After a lost walk around the corner, we finally found the entrance into the courtyard and restaurant. There is definite mood lighting with the downstairs area being busy but nicer looking, upstairs more private, and the open bar in front of the flaming fires of the grill. We were upstairs in a dark quiet corner and there was a little bit of neglect at the start that was balanced out by several welfare checks during the meal.

I really wanted the minke whale steak and grilled puffin dishes to get the full force of their flavours, but my partner wanted to mini burgers to get reindeer also. Reindeer is deer/venison everywhere else. Hmmpf.

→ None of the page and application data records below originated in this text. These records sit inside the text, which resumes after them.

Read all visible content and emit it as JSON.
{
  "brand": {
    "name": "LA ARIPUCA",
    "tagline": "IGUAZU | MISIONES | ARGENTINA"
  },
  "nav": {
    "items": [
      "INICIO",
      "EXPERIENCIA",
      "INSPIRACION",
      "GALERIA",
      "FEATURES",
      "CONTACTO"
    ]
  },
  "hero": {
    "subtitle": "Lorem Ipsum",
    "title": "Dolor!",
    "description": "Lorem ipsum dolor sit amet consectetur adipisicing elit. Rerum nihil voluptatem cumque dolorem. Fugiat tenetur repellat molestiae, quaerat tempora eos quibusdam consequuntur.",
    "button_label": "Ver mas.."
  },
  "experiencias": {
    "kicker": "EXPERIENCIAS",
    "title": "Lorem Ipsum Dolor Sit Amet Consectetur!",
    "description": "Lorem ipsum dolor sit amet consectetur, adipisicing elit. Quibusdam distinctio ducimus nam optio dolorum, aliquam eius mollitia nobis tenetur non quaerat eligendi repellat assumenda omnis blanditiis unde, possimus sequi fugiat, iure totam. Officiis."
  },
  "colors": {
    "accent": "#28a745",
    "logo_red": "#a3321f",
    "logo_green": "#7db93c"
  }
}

Warm simple rye bread was served with strong butter and slightly unusually tasting black salt. Delicious savoury start. My Thorsmork cocktail consisted of Black Death brennivin, bjork liqueur, blueberry juice and blueberries with large sprigs of thyme. The concoction was beautiful and slightly sweet and a wonderful showcase of the local alcohols.

- Minke whale, puffin & reindeer mini burgers (with pesto & horseradish mayo) 3790ISK - the deer tasted like mild meat, the puffin like mild beef, and the whale like extremely fishy tuna/beef. I didn't mind any of them but would've preferred the chance the try the puffin and whale in their full forms. The bread was dry and not the most exciting;
- Angelica lamb skewer from Halla at Ytri Fagridalur (with red onion & marinated in szechuan) 2190ISK - these heavily barbecued lamb chunks were quite chewy and not the best representation of the island's tender lamb quality. The flavour was of strong char although the onion did lighten it a bit;
- Grilled pork ribs from Geir Gunnar at Valla (with Grillmarket dressing, served with chili rice cakes, drizzled with honey) 3290ISK - this should be a main rather than a starter for the size. The pork ribs were beautifully soft and fell off the bone and flavoured with sweetness and lying on a bed of chilli salsa. The orange powdered rice cakes added a fine crunchy texture. Exceptional and reminiscent of those wonderous ribs at The Slanted Door (;
- Shellfish soup (Icelandic shrimps, mini scallops, lobster) 2790ISK - far from the mushy langoustines at Hali Country Hotel, these meat morsels were firm and full of flavour. The shrimps and scallops added more texture and flavour and the stock was a rich orange creation full of shellfish flavour;
- Horse tenderloin (with Grillmarket fries, panfried vegetables, mushroom glaze) 6790ISK - I wasn't overly wanting to eat horse again as I felt I was satisfied with the effort in Slovenia ( But the other choices were beef and that's even less local. So I opted for the furry creatures and am glad I did. Far from the gamey strong version in Slovenia, this horse had a more delicate flavour like a strong-flavoured beef (not salty, not overly strong in itself) and more tender than the beef eye fillet. I suppose these horses stand around the farms a lot and don't do the same amount of work as in other countries with more favourable climate? Even more impressive were the ridiculous french fries with these fluffy heavily buttery crisp coatings and the Icelandic wasabi with its mildly hot but pure clean taste. The mushroom glaze and vegetables were additions but the stars were the other 3.

It was an excellent meal other than the lamb skewers. I'd happily go back and get the whale and puffin entrees to truly experience their flavours and the horse tenderloin. The pork ribs and shellfish soup were both outstanding too although less specific to Iceland so I suppose I'd have to forego those if necessary.